**Problem details:**
Each entry needs to be reproduced exactly as it is.

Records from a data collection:
------------------------------
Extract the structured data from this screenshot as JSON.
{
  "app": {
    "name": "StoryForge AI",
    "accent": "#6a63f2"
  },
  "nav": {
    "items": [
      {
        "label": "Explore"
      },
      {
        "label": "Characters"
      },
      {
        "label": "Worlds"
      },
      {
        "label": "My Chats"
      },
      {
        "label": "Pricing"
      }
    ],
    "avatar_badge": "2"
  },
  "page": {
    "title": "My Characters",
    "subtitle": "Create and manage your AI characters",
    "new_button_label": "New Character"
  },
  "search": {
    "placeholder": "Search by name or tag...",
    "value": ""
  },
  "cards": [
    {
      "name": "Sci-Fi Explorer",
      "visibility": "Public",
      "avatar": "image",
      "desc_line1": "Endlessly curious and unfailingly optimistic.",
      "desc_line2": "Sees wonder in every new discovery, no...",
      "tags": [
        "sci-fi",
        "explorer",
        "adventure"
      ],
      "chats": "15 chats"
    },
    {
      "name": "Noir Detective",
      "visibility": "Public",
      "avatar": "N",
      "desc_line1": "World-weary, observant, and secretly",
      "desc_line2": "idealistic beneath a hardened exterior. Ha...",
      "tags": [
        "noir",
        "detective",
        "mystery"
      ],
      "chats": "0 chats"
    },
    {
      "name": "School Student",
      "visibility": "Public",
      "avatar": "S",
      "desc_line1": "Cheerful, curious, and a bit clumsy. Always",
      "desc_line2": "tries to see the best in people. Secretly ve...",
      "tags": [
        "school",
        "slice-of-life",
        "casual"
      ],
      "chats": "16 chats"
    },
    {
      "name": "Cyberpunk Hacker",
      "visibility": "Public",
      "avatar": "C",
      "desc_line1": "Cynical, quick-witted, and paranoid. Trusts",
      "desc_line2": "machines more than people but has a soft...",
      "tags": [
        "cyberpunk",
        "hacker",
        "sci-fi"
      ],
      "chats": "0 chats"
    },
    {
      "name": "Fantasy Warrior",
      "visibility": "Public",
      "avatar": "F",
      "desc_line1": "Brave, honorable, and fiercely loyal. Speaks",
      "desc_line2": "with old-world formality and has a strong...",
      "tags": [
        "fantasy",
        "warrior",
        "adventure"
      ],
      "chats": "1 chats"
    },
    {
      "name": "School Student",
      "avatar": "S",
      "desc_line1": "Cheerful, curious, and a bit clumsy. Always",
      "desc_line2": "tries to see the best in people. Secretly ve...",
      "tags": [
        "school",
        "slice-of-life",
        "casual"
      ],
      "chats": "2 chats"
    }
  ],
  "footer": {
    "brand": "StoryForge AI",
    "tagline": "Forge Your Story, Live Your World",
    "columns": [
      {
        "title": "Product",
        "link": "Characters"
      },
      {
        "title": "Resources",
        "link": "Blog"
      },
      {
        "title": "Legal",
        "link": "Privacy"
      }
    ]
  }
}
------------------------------
**Reply to the exercise:**
Extract the structured data from this screenshot as JSON.
{
  "app": {
    "name": "StoryForge AI",
    "accent": "#6a63f2"
  },
  "nav": {
    "items": [
      {
        "label": "Explore"
      },
      {
        "label": "Characters"
      },
      {
        "label": "Worlds"
      },
      {
        "label": "My Chats"
      },
      {
        "label": "Pricing"
      }
    ],
    "avatar_badge": "2"
  },
  "page": {
    "title": "My Characters",
    "subtitle": "Create and manage your AI characters",
    "new_button_label": "New Character"
  },
  "search": {
    "placeholder": "Search by name or tag...",
    "value": ""
  },
  "cards": [
    {
      "name": "Sci-Fi Explorer",
      "visibility": "Public",
      "avatar": "image",
      "desc_line1": "Endlessly curious and unfailingly optimistic.",
      "desc_line2": "Sees wonder in every new discovery, no...",
      "tags": [
        "sci-fi",
        "explorer",
        "adventure"
      ],
      "chats": "15 chats"
    },
    {
      "name": "Noir Detective",
      "visibility": "Public",
      "avatar": "N",
      "desc_line1": "World-weary, observant, and secretly",
      "desc_line2": "idealistic beneath a hardened exterior. Ha...",
      "tags": [
        "noir",
        "detective",
        "mystery"
      ],
      "chats": "0 chats"
    },
    {
      "name": "School Student",
      "visibility": "Public",
      "avatar": "S",
      "desc_line1": "Cheerful, curious, and a bit clumsy. Always",
      "desc_line2": "tries to see the best in people. Secretly ve...",
      "tags": [
        "school",
        "slice-of-life",
        "casual"
      ],
      "chats": "16 chats"
    },
    {
      "name": "Cyberpunk Hacker",
      "visibility": "Public",
      "avatar": "C",
      "desc_line1": "Cynical, quick-witted, and paranoid. Trusts",
      "desc_line2": "machines more than people but has a soft...",
      "tags": [
        "cyberpunk",
        "hacker",
        "sci-fi"
      ],
      "chats": "0 chats"
    },
    {
      "name": "Fantasy Warrior",
      "visibility": "Public",
      "avatar": "F",
      "desc_line1": "Brave, honorable, and fiercely loyal. Speaks",
      "desc_line2": "with old-world formality and has a strong...",
      "tags": [
        "fantasy",
        "warrior",
        "adventure"
      ],
      "chats": "1 chats"
    },
    {
      "name": "School Student",
      "avatar": "S",
      "desc_line1": "Cheerful, curious, and a bit clumsy. Always",
      "desc_line2": "tries to see the best in people. Secretly ve...",
      "tags": [
        "school",
        "slice-of-life",
        "casual"
      ],
      "chats": "2 chats"
    }
  ],
  "footer": {
    "brand": "StoryForge AI",
    "tagline": "Forge Your Story, Live Your World",
    "columns": [
      {
        "title": "Product",
        "link": "Characters"
      },
      {
        "title": "Resources",
        "link": "Blog"
      },
      {
        "title": "Legal",
        "link": "Privacy"
      }
    ]
  }
}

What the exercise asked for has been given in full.